Did the Great Wall of China keep out the Mongol invaders? Did the Berlin Wall keep communism intact? Are such barriers in Israel engendering good will between the Jewish and Arab communities?
Another continuing and debilitating situation is the erosion of the environment and physical infrastructure brought on by the expanded land traffic resulting from the North American Free Trade Agreement.
What are some possible policy actions to be considered?
First, the policy brokers in Washington and Austin need to make better use of mid-decade census data and stop relying on the old 2000 census data to guide their thinking. That is akin to keeping a milk carton in your refrigerator way past the expiration date.
Second, it is time to realize that the future of Texas, as noted by state demographer Steven Murdock, is linked to the continued development of the educational and economic capacity and welfare of its Mexican-American community.

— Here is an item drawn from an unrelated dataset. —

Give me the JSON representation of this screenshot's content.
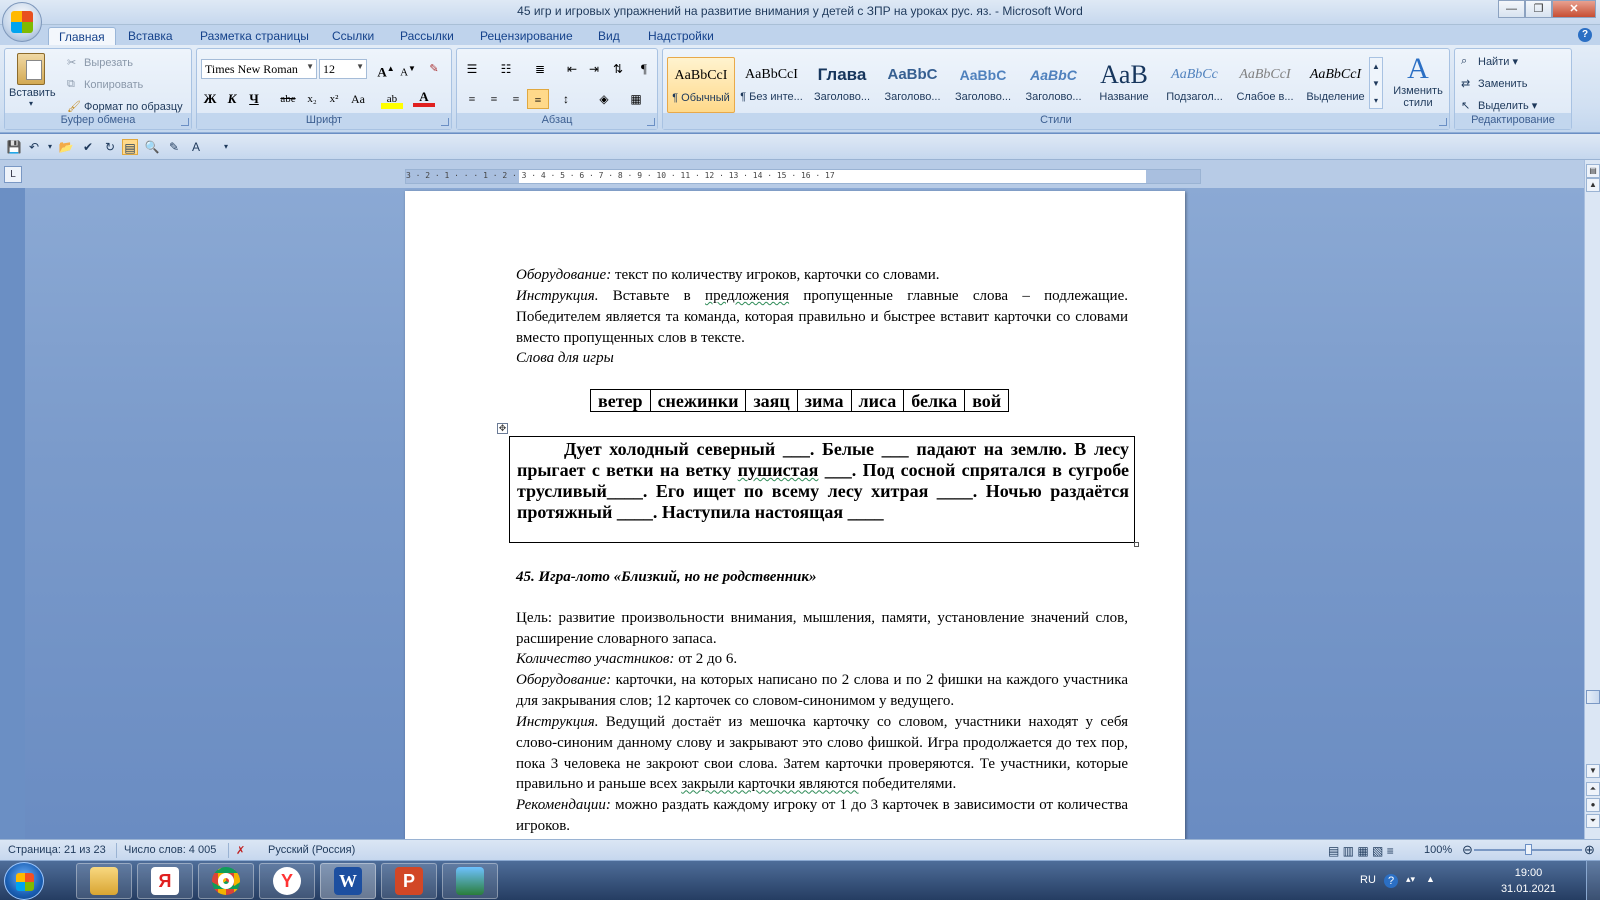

According to the U.S. Census Bureau, this population is on average seven to eight years younger than the majority population and will account for 60 percent of all public school enrollments in Texas by the fall of 2008.
It is not difficult to discern that this group will represent the majority of Texas' employees, military personnel, taxpayers and Social Security contributors. The continued regression of this population, as a result of inadequate knowledge capital, will hurt the greater society and its continued welfare.
The corresponding challenge to the majority stakeholders is how to maximize the potential of Mexican-Americans to be fully engaged in the state's economy.
Further, the Rio Grande Valley is the nexus for the balance of our nation's Latin American foreign policy. If we cannot devise a reasonable immigration policy, where will we ground our relationships with the balance of the Western Hemisphere?
The Rio Grande will indeed rise as more stress is placed on this region as it attempts to respond to its challenges while swimming against the bad policy streams that originate in Washington and Austin.
This region links the futures of the United States and Mexico -- but it cannot and will not fulfill its potential in its current state of disenfranchisement.
Baltazar Arispe y Acevedo Jr., Ph.D., is a professor of educational administration and research director of the Center for Applied Research in Education in the College of Education at the University of Texas-Pan American, Edinburg.